Could Manhattan house the U.S. prison populace?

Penal colony of the future? Avco Embassy Pictures

I'm not advocating that we turn Manhattan Island into a penal colony, but a recent rewatch of John Carpenter's "Escape From New York" got me thinking: Given the massive swell in the U.S. Prison population, could even the film's fictional solution to prison overcrowding handle the numbers?

Just to refresh, the 1981 classic portrays a post-WW3 dystopian future in which the entire Island of Manhattan serves as the nation's only prison. The bridges and tunnels are all either gone or littered with mines, and a containment wall encloses the island on all banks. No one gets out. No one escapes. All the inmates serve life sentences in the lawless ruins of a once great metropolis -- a sentence so grim that inbound prisoners all get the choice of assisted suicide instead.

Population Boom: Reality and Fiction

According to the film, this drastic penal strategy becomes necessary due to a 400 percent swell from America's 1979 prison population. As American prisons at the time held roughly 450,000 inmates, we're talking an initial population of 1.8 million inmates [Source: Goodenow]. Granted, we can only guess at how many took the suicide option or subsequently died in the gang-ruled streets of Manhattan, but this gives us a rough number to play with.

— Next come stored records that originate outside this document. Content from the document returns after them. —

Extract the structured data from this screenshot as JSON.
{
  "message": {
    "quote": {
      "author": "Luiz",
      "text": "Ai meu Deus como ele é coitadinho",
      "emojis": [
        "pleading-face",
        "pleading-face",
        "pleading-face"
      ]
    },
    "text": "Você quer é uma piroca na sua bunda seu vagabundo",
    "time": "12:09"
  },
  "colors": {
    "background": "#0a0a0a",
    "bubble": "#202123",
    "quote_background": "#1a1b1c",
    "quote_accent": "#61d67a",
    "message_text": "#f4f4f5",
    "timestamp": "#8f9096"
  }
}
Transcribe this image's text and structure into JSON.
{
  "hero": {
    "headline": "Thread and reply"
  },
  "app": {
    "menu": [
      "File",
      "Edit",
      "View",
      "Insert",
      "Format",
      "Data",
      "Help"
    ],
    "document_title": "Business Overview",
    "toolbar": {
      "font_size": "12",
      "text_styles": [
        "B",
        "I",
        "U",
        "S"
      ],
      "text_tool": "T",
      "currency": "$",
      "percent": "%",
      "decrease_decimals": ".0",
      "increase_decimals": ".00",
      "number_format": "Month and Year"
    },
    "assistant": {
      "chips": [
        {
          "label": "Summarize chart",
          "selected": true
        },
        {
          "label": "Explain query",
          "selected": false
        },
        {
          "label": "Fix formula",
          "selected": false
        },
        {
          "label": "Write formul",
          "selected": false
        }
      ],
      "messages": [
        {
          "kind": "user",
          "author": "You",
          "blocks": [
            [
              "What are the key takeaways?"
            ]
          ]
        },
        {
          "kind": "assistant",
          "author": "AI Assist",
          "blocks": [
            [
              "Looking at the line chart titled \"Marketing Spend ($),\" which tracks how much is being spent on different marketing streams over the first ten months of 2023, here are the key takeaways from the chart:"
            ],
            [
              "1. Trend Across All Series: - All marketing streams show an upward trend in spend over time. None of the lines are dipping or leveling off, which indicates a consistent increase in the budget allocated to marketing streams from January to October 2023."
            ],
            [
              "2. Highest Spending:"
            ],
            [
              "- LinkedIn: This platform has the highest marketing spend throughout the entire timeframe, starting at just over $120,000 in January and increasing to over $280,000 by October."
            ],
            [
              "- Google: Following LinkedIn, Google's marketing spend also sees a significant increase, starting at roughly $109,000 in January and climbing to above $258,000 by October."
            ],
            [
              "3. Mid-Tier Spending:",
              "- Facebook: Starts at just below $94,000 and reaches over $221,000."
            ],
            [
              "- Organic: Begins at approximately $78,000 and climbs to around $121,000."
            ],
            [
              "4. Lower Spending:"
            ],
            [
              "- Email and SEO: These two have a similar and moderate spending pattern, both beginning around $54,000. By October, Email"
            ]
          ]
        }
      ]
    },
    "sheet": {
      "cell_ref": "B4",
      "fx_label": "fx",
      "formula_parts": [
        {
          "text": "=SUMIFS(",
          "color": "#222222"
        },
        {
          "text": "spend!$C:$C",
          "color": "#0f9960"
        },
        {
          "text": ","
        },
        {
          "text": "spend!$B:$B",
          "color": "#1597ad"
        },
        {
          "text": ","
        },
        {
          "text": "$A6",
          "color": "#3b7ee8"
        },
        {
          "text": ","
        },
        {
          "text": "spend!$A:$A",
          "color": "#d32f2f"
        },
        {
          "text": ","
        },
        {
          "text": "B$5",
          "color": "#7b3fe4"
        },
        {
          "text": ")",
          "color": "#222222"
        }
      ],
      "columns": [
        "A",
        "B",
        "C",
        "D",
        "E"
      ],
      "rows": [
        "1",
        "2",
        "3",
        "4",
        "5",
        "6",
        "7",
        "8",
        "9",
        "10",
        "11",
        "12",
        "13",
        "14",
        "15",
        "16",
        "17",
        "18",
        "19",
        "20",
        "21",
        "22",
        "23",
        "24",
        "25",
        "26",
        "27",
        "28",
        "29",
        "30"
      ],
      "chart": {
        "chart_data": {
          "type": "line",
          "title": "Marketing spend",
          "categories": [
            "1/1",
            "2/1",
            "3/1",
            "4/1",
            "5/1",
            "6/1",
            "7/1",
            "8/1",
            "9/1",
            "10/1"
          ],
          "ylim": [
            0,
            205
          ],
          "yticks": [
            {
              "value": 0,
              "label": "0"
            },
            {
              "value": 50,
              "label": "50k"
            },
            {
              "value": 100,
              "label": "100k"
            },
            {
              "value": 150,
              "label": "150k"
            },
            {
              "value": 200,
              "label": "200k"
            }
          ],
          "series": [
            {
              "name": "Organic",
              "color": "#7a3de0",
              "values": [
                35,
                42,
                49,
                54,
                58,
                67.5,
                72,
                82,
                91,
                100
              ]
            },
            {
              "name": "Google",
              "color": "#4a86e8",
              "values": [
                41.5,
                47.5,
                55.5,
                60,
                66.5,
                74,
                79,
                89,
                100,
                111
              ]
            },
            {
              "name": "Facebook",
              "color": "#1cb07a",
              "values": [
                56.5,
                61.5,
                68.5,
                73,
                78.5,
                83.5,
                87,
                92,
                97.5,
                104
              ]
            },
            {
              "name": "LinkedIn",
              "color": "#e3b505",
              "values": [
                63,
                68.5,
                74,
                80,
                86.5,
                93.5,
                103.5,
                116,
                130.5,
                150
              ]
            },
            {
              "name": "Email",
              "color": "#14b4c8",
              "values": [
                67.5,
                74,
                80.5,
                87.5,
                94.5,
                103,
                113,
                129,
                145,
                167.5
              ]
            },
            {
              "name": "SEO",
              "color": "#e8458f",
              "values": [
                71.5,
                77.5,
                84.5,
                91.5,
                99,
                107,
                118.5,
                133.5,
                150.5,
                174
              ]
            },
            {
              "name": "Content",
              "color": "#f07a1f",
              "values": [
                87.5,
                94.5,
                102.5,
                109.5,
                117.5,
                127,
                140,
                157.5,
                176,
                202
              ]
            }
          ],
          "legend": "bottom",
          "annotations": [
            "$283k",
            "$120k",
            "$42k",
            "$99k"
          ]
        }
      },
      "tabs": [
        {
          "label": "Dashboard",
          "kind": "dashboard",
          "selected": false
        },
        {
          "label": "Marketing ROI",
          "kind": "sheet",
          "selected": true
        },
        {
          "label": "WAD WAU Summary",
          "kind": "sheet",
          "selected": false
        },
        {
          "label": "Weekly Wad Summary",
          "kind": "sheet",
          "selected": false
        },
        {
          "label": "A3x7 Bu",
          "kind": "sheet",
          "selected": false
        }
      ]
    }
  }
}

If Manhattan Island contained 1.8 million inmates in fictional 1979, then how many resided there by the film's fictional 1997 setting? It's difficult to say, but real-life 1997 boasted a U.S. prison population of 1.24 million inmates, falling somewhat short of the fictional mark [source: CNN].

Today, however, the disheartening reality trumps the dystopian fiction. As of 2014, U.S. prisons contain an all-time high of 2.4 million people, exceeding the gang hoards of the Manhattan penal colony of fictional 1997 [source: Wagner]. Hell, it also exceeds the real-life populations of countries such as Qatar, Namibia and Iceland.

Perhaps the fictional prison population of Manhattan Island would have outpaced our reality by 2014 as well -- but I suspect the increased mortality rate would prevent that. Just consider that Russian penal colonies report 464 deaths from all causes per 100,000 inmates compared to 251 deaths per 100,000 inmates in U.S. State prisons [Source: Kramer]. You can expect that rate would be far higher in a gang-ruled wasteland.

Population Density

Finally, to return to the titular question: Could Manhattan actually house the current U.S. prison population of 2.3 million people?

) -- and that's not high at all.

We're talking about 22.96 square mile (59.5 km2) island containing 1.636 million people as of 2013. That's an overall population density of 70,825.6 per square mile (27,345.9/km2) -- and that's not high at all.

The most densely populated city in the world, Manila, boasts a population density of 111,002 per square mile (42,857/km2). Dozens more cities make the high-density list above Manhattan. So I think there's plenty of room for more inmates on Manhattan Island, especially when you factor in previous-unoccupied places like businesses, office buildings, museums, subway tunnels and Central Park.

American prisons haven't slipped to "Escape From New York" levels of anarchy and cruelty, but the current numbers are staggering. The so-called prison-industrial complex is disturbing. Where's it all headed?

About the Author: Robert Lamb spent his childhood reading books and staring into the woods — first in Newfoundland, Canada and then in rural Tennessee. There was also a long stretch in which he was terrified of alien abduction. He earned a degree in creative writing. He taught high school and then attended journalism school. He wrote for the smallest of small-town newspapers before finally becoming a full-time science writer and podcaster. He’s currently a senior writer at HowStuffWorks and has co-hosted the science podcast Stuff to Blow Your Mind since its inception in 2010. In his spare time, he enjoys traveling with his wife Bonnie, discussing dinosaurs with his son Bastian and crafting the occasional work of fiction.